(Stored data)
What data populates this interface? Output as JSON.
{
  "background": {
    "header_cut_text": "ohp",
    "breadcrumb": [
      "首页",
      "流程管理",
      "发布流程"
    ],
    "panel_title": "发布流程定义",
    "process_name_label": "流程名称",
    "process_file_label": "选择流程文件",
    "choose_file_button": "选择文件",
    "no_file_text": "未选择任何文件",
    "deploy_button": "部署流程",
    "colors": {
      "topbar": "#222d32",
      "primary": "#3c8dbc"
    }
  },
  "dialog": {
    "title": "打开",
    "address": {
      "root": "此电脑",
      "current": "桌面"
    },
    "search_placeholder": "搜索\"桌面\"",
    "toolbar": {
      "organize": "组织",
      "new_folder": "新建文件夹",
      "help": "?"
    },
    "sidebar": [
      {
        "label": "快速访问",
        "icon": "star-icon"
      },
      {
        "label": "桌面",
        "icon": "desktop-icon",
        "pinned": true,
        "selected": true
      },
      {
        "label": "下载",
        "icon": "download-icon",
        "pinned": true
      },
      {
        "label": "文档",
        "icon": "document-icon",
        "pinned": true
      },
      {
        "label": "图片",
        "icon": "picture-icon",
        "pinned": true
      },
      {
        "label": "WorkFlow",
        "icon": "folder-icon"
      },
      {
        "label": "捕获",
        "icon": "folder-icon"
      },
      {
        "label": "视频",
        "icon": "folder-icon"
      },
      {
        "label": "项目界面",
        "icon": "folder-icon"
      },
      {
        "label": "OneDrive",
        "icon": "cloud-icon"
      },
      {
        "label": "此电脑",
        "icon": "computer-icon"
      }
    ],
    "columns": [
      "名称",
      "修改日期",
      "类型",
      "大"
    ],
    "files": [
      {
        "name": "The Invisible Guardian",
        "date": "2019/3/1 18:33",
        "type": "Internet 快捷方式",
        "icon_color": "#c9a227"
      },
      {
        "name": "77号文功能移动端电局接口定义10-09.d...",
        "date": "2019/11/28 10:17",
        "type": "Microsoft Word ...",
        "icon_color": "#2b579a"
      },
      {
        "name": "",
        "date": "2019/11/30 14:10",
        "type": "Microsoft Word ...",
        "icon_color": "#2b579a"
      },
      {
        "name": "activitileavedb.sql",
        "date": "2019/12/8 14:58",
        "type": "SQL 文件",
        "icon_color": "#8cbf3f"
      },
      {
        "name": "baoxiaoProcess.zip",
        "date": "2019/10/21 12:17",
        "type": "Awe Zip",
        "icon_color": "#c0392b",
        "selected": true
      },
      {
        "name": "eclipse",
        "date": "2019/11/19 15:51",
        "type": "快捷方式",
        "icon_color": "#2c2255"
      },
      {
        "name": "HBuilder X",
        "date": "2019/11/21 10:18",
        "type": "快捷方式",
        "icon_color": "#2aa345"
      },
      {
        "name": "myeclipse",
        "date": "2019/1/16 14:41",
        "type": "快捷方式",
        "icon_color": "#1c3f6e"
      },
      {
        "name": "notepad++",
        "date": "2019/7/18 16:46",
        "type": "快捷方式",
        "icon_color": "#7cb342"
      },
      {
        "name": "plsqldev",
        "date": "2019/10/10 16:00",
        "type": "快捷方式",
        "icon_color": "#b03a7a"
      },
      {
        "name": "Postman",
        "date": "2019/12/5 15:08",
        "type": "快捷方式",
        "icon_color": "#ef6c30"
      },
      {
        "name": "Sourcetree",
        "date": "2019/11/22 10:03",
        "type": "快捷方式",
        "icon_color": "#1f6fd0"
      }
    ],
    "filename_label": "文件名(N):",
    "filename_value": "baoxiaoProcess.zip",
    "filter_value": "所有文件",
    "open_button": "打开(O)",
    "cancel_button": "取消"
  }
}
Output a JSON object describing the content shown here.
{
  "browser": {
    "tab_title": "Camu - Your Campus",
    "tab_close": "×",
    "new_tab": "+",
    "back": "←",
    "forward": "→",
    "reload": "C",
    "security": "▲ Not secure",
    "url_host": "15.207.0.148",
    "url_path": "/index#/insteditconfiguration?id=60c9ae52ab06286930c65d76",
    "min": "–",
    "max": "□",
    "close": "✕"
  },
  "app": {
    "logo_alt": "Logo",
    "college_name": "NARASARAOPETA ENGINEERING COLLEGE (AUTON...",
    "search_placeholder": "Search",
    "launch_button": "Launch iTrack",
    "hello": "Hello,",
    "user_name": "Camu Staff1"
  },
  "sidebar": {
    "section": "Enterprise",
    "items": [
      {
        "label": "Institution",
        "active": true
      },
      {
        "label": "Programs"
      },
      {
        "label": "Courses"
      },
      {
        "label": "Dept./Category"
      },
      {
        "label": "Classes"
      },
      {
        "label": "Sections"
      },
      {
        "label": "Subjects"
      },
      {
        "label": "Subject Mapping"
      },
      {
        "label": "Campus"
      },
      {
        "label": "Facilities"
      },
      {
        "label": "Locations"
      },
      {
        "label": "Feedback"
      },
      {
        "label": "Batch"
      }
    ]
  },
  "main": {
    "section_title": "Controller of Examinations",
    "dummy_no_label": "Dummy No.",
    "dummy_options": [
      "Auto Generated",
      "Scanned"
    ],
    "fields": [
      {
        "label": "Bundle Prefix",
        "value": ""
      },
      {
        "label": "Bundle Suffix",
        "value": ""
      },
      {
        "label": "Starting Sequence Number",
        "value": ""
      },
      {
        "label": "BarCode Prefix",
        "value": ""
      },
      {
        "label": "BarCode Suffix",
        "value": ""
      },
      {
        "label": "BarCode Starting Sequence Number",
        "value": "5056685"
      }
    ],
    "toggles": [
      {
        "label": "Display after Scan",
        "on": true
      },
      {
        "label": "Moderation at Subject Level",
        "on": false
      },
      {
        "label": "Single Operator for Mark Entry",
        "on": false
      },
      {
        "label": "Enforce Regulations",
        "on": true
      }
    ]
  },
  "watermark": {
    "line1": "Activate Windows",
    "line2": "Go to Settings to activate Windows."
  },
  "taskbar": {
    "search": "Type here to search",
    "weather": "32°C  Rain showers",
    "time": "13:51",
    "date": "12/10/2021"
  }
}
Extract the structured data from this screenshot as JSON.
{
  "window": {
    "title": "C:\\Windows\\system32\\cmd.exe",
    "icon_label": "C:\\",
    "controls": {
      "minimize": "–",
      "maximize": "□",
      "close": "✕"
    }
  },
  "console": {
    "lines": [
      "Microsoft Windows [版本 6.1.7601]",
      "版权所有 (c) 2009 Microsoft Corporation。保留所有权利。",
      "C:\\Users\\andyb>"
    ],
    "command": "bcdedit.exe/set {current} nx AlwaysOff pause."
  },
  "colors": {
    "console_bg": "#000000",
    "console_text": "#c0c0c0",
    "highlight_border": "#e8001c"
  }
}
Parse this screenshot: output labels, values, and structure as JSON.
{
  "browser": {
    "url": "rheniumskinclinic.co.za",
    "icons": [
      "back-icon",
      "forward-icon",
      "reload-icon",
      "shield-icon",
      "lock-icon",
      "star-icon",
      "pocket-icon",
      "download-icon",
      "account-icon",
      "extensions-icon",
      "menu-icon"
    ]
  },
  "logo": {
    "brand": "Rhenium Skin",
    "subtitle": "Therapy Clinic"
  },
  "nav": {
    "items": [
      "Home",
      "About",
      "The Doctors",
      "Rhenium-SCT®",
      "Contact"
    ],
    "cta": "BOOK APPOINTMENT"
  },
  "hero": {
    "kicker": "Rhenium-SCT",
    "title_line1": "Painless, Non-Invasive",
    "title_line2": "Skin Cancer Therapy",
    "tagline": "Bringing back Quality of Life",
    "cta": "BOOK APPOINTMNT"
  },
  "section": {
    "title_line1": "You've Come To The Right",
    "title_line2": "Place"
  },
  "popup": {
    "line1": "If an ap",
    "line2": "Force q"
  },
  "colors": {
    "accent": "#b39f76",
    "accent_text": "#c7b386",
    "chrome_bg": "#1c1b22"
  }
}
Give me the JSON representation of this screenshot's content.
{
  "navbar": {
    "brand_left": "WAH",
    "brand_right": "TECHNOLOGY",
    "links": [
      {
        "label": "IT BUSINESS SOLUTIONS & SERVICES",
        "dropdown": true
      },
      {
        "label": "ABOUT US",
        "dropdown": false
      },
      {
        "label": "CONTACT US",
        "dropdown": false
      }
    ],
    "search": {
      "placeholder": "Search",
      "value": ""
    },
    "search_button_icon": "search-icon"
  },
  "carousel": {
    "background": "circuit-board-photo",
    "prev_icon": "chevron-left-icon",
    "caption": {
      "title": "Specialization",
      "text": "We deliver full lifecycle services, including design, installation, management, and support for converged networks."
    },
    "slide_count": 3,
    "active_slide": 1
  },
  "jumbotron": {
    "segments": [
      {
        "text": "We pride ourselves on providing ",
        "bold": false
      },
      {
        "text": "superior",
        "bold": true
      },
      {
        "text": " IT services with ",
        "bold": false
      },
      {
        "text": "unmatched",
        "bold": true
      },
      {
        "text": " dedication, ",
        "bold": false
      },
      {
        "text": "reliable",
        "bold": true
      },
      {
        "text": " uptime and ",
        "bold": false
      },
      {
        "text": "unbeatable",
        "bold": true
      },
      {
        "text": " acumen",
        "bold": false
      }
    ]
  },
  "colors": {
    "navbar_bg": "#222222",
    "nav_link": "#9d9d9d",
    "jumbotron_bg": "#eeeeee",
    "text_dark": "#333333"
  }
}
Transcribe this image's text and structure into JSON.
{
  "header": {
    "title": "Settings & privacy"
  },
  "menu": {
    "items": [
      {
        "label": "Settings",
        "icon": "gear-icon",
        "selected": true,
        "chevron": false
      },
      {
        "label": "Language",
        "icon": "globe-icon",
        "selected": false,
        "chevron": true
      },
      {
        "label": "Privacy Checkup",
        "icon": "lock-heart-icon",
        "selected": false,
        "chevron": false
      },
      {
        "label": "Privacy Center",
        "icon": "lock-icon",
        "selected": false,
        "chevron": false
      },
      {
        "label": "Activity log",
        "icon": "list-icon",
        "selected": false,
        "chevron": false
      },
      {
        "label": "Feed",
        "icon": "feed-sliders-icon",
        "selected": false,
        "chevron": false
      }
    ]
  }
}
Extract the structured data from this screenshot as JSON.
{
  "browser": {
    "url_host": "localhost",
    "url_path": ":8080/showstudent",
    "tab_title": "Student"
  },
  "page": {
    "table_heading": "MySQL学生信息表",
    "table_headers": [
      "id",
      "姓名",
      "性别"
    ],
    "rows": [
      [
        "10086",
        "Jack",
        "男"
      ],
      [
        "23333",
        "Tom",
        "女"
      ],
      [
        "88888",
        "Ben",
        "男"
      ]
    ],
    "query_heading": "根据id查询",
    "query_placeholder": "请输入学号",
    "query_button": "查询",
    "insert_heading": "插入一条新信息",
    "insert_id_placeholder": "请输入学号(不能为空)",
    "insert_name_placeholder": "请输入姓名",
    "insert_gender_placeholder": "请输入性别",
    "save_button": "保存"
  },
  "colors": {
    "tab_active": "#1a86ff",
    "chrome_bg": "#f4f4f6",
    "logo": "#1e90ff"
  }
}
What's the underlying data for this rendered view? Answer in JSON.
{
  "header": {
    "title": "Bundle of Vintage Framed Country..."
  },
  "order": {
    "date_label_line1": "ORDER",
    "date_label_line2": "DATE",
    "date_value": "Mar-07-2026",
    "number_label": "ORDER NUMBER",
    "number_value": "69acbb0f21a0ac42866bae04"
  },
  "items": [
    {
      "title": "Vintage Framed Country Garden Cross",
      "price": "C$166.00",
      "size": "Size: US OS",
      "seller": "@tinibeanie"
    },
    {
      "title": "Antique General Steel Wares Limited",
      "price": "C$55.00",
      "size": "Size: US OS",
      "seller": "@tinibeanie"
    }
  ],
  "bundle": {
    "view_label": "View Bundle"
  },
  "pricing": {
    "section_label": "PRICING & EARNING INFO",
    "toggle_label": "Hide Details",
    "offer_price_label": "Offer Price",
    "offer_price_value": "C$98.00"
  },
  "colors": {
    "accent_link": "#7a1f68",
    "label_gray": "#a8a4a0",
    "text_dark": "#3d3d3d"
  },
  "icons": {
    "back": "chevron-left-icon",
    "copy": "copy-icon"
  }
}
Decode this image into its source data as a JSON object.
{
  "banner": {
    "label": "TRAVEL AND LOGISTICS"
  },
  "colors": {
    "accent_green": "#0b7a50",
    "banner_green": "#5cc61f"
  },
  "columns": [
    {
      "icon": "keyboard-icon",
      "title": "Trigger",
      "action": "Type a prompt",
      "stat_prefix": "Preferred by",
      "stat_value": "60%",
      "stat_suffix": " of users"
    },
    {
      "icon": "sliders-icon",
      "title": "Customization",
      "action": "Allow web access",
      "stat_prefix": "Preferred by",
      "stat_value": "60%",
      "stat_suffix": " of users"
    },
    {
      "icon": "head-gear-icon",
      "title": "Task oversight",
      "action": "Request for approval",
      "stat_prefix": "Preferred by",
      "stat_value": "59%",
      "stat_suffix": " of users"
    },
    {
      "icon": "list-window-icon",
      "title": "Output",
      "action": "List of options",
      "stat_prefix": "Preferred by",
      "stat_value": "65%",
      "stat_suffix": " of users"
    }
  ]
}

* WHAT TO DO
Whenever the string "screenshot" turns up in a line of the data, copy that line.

* COMPLETED EXERCISE
Extract the structured data from this screenshot as JSON.
Parse this screenshot: output labels, values, and structure as JSON.
Give me the JSON representation of this screenshot's content.
Extract the structured data from this screenshot as JSON.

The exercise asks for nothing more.